In the listing below, find each line containing "arrow" and report it.

****************************************

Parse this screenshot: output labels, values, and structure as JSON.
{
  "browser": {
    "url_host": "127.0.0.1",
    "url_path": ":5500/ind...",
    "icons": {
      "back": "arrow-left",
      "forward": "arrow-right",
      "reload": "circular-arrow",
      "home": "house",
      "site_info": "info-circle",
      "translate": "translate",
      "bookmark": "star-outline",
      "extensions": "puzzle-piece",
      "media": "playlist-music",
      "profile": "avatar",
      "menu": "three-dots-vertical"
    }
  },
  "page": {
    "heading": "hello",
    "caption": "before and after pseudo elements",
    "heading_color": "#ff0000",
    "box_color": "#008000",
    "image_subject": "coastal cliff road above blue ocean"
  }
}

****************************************

◆ **Result**
      "back": "arrow-left",
      "forward": "arrow-right",
      "reload": "circular-arrow",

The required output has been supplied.